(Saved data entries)
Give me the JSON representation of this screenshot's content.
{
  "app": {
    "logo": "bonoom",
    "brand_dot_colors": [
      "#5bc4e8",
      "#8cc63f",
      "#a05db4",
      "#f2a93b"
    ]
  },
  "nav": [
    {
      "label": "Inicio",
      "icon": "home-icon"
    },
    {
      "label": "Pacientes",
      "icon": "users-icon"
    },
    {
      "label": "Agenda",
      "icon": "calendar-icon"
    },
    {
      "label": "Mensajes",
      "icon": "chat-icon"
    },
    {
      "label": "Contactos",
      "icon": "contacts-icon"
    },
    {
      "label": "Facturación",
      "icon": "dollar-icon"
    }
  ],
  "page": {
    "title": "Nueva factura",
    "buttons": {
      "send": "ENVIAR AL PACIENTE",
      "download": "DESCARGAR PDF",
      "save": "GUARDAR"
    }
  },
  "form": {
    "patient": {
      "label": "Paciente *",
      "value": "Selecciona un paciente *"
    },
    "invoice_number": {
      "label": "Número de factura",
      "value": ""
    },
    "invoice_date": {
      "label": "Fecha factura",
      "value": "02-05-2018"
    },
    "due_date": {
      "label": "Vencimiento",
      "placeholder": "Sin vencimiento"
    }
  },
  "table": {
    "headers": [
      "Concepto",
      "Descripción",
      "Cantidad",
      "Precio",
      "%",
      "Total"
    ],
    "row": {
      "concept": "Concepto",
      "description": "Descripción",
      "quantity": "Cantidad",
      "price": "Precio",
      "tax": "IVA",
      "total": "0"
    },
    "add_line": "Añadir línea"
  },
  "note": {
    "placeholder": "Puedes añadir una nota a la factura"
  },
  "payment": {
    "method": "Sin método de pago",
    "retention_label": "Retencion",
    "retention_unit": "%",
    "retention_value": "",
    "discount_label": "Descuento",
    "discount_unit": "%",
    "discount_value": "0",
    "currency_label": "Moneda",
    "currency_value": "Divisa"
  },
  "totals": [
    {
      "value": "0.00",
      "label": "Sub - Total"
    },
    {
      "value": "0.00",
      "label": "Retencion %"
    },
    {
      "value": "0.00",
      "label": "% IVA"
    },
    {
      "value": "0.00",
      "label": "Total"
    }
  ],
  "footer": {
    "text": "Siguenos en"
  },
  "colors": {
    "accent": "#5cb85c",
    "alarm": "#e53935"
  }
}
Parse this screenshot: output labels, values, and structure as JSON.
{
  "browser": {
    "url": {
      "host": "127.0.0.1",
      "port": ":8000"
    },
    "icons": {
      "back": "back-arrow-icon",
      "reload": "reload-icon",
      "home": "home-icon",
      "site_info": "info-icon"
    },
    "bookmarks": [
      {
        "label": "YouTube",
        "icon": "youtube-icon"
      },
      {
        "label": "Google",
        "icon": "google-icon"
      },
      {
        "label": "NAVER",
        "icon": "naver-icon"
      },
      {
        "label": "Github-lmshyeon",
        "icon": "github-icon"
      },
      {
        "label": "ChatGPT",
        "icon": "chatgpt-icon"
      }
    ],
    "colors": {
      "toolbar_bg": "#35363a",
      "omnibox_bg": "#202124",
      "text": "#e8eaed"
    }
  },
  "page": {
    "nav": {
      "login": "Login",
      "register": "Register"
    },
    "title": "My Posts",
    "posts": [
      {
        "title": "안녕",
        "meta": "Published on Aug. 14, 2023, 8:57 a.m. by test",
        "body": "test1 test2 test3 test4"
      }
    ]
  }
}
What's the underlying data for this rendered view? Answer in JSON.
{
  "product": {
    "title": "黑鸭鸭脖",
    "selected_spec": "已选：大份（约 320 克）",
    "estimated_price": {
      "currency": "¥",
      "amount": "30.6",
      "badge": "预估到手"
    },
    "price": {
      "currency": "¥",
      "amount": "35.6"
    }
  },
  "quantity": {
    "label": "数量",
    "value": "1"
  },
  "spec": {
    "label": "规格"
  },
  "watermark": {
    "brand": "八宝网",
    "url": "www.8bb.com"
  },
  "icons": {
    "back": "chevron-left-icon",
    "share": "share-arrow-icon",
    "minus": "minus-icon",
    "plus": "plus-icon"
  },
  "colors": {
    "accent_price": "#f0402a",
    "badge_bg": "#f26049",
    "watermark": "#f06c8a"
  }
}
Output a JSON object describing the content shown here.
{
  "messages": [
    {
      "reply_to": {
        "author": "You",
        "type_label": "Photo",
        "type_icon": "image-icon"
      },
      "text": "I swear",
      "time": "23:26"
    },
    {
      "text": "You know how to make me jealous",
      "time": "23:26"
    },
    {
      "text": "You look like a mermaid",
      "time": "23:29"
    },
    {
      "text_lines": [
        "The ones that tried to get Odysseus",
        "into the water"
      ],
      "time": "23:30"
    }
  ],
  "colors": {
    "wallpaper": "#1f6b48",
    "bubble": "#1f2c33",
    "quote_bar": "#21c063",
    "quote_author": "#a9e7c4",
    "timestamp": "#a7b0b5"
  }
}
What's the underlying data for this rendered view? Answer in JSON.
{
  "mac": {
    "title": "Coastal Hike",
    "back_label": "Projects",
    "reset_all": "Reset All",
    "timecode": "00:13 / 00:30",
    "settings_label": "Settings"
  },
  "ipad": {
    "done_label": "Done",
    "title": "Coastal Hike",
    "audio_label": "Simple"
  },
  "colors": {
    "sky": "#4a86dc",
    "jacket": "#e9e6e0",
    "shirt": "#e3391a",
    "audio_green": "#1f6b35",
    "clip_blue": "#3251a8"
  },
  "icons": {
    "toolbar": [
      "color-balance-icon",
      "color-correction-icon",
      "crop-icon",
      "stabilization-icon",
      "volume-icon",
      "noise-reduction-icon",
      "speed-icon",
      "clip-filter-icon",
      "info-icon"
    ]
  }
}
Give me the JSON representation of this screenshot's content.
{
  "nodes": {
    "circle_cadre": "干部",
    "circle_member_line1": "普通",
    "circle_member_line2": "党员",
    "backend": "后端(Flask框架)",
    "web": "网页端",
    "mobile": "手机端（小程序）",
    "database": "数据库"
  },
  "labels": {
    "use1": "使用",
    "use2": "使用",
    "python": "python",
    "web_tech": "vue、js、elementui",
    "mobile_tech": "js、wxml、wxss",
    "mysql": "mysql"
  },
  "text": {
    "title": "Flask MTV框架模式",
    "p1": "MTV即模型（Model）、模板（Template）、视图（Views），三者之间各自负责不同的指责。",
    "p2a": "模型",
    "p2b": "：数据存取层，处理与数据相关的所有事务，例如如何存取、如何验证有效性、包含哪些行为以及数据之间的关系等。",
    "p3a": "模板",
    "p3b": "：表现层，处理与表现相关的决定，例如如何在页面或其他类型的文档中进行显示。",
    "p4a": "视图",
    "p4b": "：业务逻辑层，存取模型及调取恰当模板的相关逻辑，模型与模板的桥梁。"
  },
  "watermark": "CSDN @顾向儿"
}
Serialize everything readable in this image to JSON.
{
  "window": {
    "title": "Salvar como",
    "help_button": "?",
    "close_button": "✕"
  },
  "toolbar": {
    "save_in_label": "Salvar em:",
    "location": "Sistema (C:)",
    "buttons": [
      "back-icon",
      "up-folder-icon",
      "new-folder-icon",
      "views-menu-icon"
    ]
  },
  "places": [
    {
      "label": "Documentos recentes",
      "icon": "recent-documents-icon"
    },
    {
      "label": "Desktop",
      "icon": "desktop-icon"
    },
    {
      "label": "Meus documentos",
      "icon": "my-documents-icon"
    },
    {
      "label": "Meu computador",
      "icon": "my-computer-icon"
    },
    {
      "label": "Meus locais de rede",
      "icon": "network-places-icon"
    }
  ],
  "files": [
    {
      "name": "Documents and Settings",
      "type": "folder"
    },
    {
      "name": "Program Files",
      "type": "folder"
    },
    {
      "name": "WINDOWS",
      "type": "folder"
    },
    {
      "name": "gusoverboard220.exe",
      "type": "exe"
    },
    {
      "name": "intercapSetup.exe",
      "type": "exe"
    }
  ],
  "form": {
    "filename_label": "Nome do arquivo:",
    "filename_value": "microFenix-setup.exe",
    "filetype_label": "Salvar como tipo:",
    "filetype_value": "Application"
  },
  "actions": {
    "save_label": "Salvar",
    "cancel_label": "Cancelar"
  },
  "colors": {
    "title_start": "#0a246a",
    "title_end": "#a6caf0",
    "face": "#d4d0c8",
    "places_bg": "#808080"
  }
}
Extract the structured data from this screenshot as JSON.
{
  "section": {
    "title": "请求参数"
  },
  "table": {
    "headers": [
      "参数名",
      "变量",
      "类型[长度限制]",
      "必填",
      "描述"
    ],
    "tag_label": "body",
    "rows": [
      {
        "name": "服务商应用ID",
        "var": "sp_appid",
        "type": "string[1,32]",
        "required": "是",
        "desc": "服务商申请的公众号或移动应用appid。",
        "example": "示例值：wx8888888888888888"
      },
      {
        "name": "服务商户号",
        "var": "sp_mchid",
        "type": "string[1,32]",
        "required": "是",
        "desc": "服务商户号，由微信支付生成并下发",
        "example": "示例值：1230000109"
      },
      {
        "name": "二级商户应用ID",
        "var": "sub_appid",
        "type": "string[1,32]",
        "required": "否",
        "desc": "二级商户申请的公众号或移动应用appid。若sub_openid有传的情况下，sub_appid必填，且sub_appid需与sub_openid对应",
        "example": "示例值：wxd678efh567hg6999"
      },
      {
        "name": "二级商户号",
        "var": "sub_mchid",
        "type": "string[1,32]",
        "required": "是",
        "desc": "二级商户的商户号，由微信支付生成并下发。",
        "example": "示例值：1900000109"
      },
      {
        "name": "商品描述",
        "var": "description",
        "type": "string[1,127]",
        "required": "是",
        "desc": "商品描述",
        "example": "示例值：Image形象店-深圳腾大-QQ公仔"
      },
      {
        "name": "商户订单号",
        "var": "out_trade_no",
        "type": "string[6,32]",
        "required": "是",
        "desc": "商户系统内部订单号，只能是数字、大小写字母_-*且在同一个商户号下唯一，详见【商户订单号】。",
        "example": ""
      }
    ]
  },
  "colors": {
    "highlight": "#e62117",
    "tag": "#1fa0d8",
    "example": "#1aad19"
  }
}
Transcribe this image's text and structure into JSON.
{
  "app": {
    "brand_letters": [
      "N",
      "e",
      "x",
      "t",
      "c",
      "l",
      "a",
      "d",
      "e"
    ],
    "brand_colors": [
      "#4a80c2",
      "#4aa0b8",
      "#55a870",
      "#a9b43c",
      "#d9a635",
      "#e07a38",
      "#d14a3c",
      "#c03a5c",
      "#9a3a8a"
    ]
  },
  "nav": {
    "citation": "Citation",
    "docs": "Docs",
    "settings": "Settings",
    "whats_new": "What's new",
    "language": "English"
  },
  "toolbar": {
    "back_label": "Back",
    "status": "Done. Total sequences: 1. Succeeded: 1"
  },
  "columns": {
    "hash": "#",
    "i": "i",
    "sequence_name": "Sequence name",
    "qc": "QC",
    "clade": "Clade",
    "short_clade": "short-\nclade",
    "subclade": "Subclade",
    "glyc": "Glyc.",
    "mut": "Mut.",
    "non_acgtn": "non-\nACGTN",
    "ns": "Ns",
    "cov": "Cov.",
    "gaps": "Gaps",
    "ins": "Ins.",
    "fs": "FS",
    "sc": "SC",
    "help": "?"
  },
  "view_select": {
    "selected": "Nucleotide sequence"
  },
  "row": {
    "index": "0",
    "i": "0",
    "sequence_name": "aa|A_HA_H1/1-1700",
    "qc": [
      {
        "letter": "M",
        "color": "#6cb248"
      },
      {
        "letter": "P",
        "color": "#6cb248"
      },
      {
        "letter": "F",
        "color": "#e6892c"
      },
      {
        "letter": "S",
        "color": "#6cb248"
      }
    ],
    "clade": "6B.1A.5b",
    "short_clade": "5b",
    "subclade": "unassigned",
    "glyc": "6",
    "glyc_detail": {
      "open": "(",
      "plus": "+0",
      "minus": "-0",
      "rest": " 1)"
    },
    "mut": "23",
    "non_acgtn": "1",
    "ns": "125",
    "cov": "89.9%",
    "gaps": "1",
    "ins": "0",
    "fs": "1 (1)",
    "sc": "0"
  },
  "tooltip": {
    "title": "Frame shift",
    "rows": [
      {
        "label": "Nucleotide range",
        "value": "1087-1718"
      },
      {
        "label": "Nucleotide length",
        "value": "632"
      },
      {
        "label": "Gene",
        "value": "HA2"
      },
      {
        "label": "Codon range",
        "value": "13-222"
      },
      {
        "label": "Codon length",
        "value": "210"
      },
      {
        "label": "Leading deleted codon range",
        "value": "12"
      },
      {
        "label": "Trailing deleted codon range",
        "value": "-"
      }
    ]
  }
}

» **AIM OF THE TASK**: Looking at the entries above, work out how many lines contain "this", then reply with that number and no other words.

» **RESULT OF THE TASK**: 8